Patrick was the victim of human trafficking all those years ago. There is nothing new in the world. What we are called to do is to live the Gospels so that in each of our limited spheres of activity – our homes, our work, our school, our church we try to be alert to suffering and loneliness and injustice and do what we can to make things better. And we have to accept that we may never know what we have made better, or whom we have helped.

God's creatures
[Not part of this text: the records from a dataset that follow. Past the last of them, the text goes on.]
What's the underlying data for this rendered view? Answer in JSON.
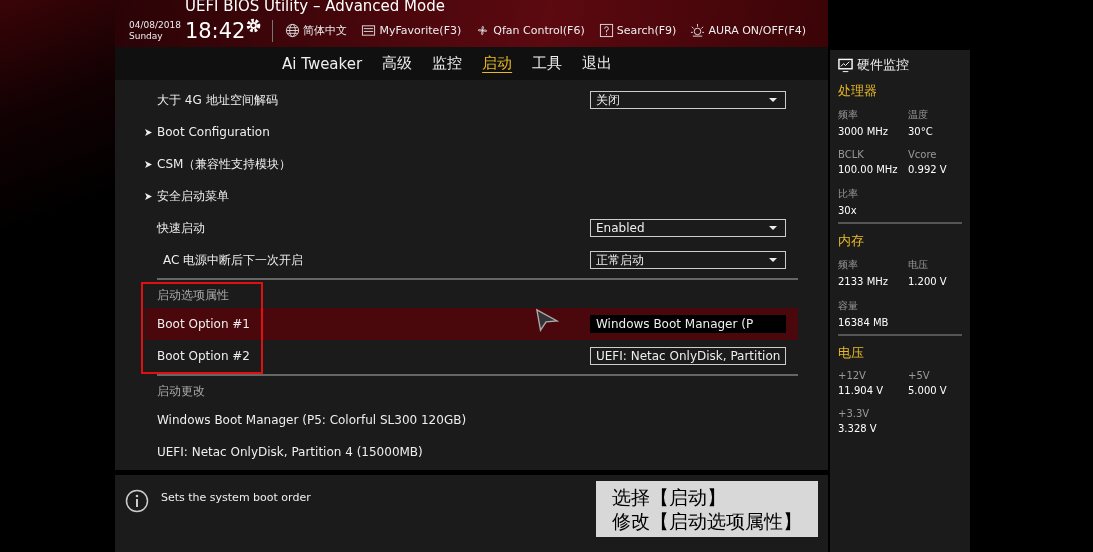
{
  "window": {
    "title": "UEFI BIOS Utility – Advanced Mode"
  },
  "clock": {
    "date": "04/08/2018",
    "day": "Sunday",
    "time": "18:42"
  },
  "toolbar": [
    {
      "label": "简体中文"
    },
    {
      "label": "MyFavorite(F3)"
    },
    {
      "label": "Qfan Control(F6)"
    },
    {
      "label": "Search(F9)"
    },
    {
      "label": "AURA ON/OFF(F4)"
    }
  ],
  "tabs": [
    {
      "label": "Ai Tweaker",
      "selected": false
    },
    {
      "label": "高级",
      "selected": false
    },
    {
      "label": "监控",
      "selected": false
    },
    {
      "label": "启动",
      "selected": true
    },
    {
      "label": "工具",
      "selected": false
    },
    {
      "label": "退出",
      "selected": false
    }
  ],
  "settings": [
    {
      "kind": "dropdown",
      "label": "大于 4G 地址空间解码",
      "value": "关闭"
    },
    {
      "kind": "submenu",
      "label": "Boot Configuration"
    },
    {
      "kind": "submenu",
      "label": "CSM（兼容性支持模块）"
    },
    {
      "kind": "submenu",
      "label": "安全启动菜单"
    },
    {
      "kind": "dropdown",
      "label": "快速启动",
      "value": "Enabled"
    },
    {
      "kind": "dropdown",
      "label": "AC 电源中断后下一次开启",
      "value": "正常启动",
      "indented": true
    }
  ],
  "boot_option_priorities": {
    "title": "启动选项属性",
    "annotated": true,
    "rows": [
      {
        "label": "Boot Option #1",
        "value": "Windows Boot Manager (P",
        "selected": true
      },
      {
        "label": "Boot Option #2",
        "value": "UEFI: Netac OnlyDisk, Partition",
        "selected": false
      }
    ]
  },
  "boot_override": {
    "title": "启动更改",
    "rows": [
      "Windows Boot Manager (P5: Colorful SL300 120GB)",
      "UEFI: Netac OnlyDisk, Partition 4 (15000MB)"
    ]
  },
  "help": {
    "text": "Sets the system boot order"
  },
  "caption": [
    "选择【启动】",
    "修改【启动选项属性】"
  ],
  "hardware_monitor": {
    "title": "硬件监控",
    "sections": [
      {
        "title": "处理器",
        "items": [
          {
            "label": "频率",
            "value": "3000 MHz"
          },
          {
            "label": "温度",
            "value": "30°C"
          },
          {
            "label": "BCLK",
            "value": "100.00 MHz"
          },
          {
            "label": "Vcore",
            "value": "0.992 V"
          },
          {
            "label": "比率",
            "value": "30x"
          }
        ]
      },
      {
        "title": "内存",
        "items": [
          {
            "label": "频率",
            "value": "2133 MHz"
          },
          {
            "label": "电压",
            "value": "1.200 V"
          },
          {
            "label": "容量",
            "value": "16384 MB"
          }
        ]
      },
      {
        "title": "电压",
        "items": [
          {
            "label": "+12V",
            "value": "11.904 V"
          },
          {
            "label": "+5V",
            "value": "5.000 V"
          },
          {
            "label": "+3.3V",
            "value": "3.328 V"
          }
        ]
      }
    ]
  }
}
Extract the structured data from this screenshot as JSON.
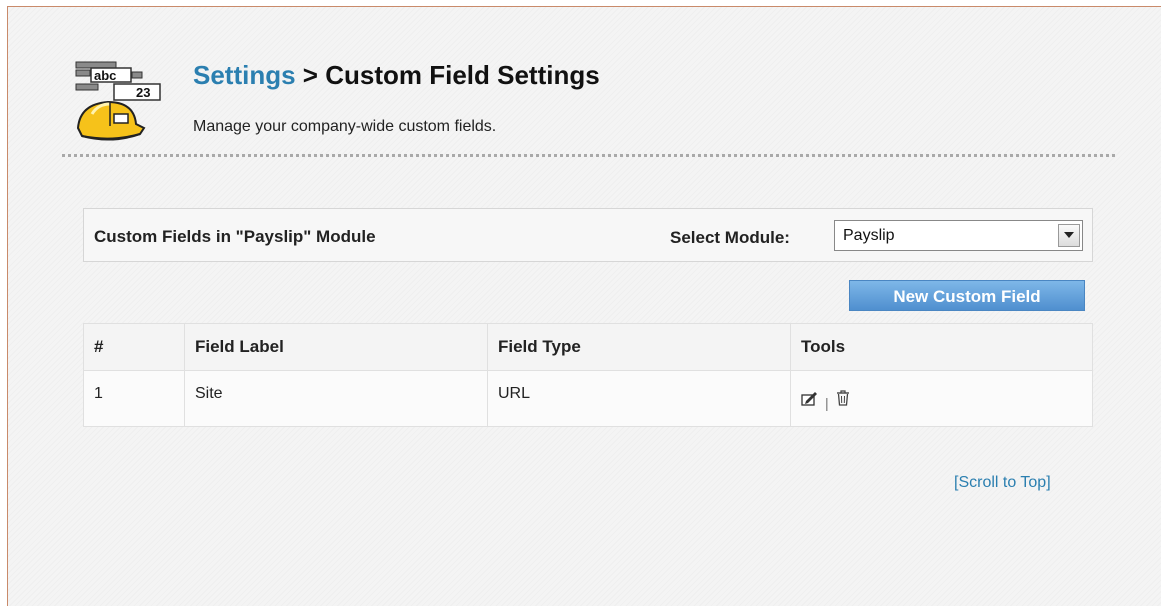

Part of our job, Francis said, is to protect what God has given us. “It means protecting all creation, the beauty of the created world….it means respecting each of God’s creatures and respecting the environment in which we live. It means protecting people, showing loving concern for each and every person, especially children, the elderly, those in need, who are often the last we think about. It means caring for one another in our families: husbands and wives first protect one another, and then, as parents, they care for their children, and children themselves, in time, protect their parents. It means building sincere friendships in which we protect one another in trust, respect, and goodness. In the end, everything has been entrusted to our protection, and all of us are responsible for it!”

Pope Benedict wrote in his final address as Pope, of how it was for him over the years: “the Lord has given us many days of sunshine and light breezes, days when the fishing was plentiful, but also times when the water was rough and the winds against us, just as throughout the whole history of the Church, when the Lord seemed to be sleeping. But I always knew that the Lord is in that boat and I always knew that the boat of the Church is not mine, not ours, but is His. And the Lord will not let it sink. He is the one who steers her, of course also through those he has chosen because that is how he wanted it. This was and is a certainty that nothing can tarnish. And that is why my heart today is filled with gratitude to God, because He never left—the whole Church or me—without his consolation, his light, or His love.”

Patrick wrote in very similar words of his faith at the end of his life.

“I fear nothing, because of the promises of Heaven; for I have cast myself into the hands of Almighty God, who reigns everywhere as the prophet says: ‘Cast your burden on the Lord and he will sustain you [Psalm 55:22].’”

In all the fun of St Patrick’s Day it is important to remember these great truths.